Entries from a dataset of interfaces
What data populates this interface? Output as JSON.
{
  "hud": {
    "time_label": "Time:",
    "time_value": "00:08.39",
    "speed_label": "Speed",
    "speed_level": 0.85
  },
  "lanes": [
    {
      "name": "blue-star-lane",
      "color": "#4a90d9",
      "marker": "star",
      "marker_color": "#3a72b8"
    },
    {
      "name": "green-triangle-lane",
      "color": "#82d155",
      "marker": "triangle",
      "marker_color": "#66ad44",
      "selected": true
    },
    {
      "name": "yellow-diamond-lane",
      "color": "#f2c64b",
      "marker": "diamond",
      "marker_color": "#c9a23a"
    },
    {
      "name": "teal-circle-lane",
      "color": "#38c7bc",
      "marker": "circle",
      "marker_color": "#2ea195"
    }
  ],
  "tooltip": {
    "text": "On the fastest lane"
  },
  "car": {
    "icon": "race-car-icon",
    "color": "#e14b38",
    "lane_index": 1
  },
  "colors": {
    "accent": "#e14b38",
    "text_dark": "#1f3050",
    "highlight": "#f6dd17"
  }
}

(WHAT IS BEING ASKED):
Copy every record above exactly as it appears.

(ANSWER SECTION):
What data populates this interface? Output as JSON.
{
  "hud": {
    "time_label": "Time:",
    "time_value": "00:08.39",
    "speed_label": "Speed",
    "speed_level": 0.85
  },
  "lanes": [
    {
      "name": "blue-star-lane",
      "color": "#4a90d9",
      "marker": "star",
      "marker_color": "#3a72b8"
    },
    {
      "name": "green-triangle-lane",
      "color": "#82d155",
      "marker": "triangle",
      "marker_color": "#66ad44",
      "selected": true
    },
    {
      "name": "yellow-diamond-lane",
      "color": "#f2c64b",
      "marker": "diamond",
      "marker_color": "#c9a23a"
    },
    {
      "name": "teal-circle-lane",
      "color": "#38c7bc",
      "marker": "circle",
      "marker_color": "#2ea195"
    }
  ],
  "tooltip": {
    "text": "On the fastest lane"
  },
  "car": {
    "icon": "race-car-icon",
    "color": "#e14b38",
    "lane_index": 1
  },
  "colors": {
    "accent": "#e14b38",
    "text_dark": "#1f3050",
    "highlight": "#f6dd17"
  }
}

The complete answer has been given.